■ **Work order**
Filter the records for lines holding the string "name".

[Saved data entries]
##############################
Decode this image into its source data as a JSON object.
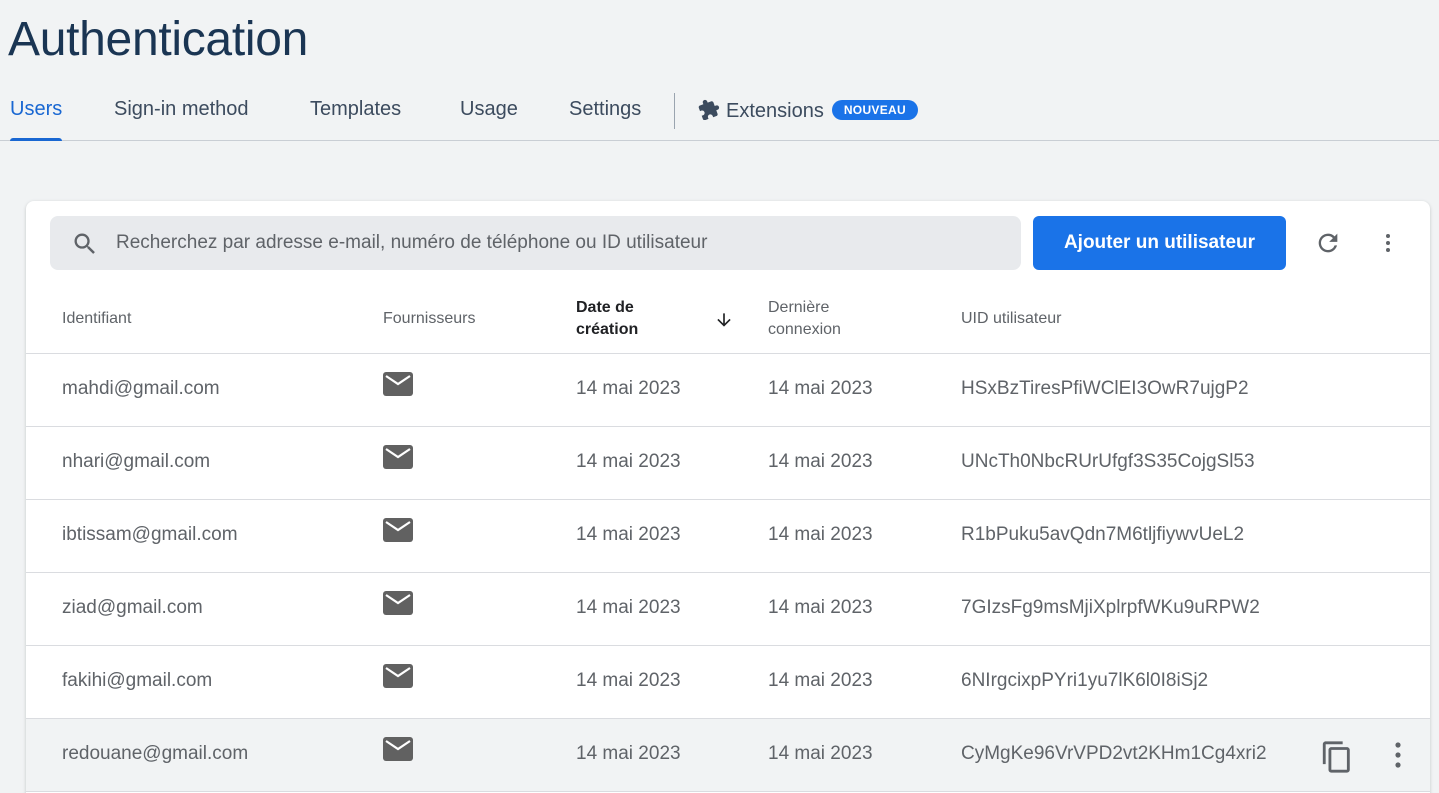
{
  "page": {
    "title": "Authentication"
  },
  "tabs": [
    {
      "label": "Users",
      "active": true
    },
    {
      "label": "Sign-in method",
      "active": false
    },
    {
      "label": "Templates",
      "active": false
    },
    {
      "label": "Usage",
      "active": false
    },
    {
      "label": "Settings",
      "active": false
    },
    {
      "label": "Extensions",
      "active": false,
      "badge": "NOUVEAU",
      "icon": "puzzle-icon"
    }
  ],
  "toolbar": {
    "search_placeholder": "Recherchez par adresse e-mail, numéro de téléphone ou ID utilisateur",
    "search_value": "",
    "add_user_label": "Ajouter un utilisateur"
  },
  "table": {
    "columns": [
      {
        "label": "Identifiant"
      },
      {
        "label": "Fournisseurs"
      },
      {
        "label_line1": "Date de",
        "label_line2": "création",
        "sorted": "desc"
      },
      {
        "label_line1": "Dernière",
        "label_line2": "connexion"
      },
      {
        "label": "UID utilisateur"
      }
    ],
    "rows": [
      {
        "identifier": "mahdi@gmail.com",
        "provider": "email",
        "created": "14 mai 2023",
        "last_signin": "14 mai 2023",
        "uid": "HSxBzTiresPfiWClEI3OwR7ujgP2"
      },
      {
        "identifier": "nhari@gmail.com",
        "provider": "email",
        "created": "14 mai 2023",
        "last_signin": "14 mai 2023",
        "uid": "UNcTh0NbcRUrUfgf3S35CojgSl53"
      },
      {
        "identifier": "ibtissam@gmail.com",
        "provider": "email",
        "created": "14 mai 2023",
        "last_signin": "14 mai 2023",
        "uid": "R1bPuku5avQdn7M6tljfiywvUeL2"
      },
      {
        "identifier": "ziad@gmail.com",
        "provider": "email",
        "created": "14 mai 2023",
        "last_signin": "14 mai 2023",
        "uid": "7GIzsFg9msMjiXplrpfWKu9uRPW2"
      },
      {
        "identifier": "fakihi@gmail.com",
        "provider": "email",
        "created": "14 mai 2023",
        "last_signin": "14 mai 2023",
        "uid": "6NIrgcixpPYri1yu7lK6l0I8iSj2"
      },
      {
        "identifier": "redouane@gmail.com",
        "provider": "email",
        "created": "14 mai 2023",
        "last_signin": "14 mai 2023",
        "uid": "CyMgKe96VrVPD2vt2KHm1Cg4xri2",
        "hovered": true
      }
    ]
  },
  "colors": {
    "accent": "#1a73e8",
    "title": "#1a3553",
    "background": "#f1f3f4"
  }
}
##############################
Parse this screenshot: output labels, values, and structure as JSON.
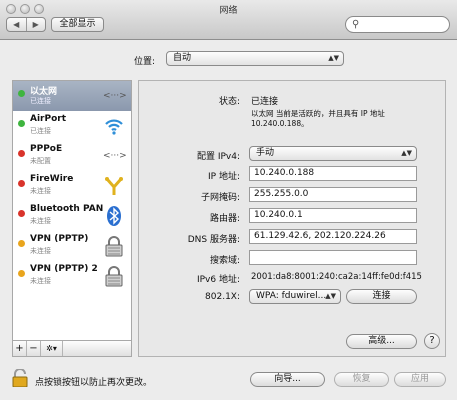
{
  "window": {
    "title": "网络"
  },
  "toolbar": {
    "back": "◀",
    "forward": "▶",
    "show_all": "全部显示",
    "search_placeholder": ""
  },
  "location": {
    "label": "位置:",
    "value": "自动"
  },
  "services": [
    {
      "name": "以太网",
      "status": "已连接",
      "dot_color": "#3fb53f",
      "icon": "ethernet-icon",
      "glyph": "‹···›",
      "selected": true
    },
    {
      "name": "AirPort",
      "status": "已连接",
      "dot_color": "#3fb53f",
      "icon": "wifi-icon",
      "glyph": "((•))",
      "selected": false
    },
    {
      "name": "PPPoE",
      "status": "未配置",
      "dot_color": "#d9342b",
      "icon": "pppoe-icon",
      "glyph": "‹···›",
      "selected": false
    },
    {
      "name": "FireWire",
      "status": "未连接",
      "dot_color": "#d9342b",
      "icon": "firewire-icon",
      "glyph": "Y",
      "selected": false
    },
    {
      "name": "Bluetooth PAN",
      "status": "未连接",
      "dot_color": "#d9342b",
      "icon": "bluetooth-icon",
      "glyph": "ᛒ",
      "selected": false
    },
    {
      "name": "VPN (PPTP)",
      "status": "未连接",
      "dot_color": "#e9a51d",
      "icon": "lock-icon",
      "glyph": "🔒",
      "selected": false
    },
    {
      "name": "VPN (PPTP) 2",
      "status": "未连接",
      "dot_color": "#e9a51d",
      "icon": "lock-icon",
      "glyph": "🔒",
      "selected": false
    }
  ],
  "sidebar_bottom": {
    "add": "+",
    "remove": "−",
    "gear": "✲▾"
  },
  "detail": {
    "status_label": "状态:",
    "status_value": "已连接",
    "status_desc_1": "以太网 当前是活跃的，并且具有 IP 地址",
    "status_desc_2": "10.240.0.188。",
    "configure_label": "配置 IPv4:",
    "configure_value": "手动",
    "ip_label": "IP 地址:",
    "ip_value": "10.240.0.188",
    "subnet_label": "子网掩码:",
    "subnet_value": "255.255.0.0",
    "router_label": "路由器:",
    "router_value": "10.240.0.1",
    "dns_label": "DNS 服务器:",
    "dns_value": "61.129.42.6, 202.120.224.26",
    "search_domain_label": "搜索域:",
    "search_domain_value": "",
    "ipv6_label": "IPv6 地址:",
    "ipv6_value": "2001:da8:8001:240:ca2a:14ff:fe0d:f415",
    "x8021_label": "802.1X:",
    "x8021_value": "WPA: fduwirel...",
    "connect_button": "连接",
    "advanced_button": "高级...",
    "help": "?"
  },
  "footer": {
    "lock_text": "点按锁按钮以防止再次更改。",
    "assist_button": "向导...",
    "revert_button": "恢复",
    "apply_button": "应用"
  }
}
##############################
■ **Solution**
      "name": "以太网",
      "name": "AirPort",
      "name": "PPPoE",
      "name": "FireWire",
      "name": "Bluetooth PAN",
      "name": "VPN (PPTP)",
      "name": "VPN (PPTP) 2",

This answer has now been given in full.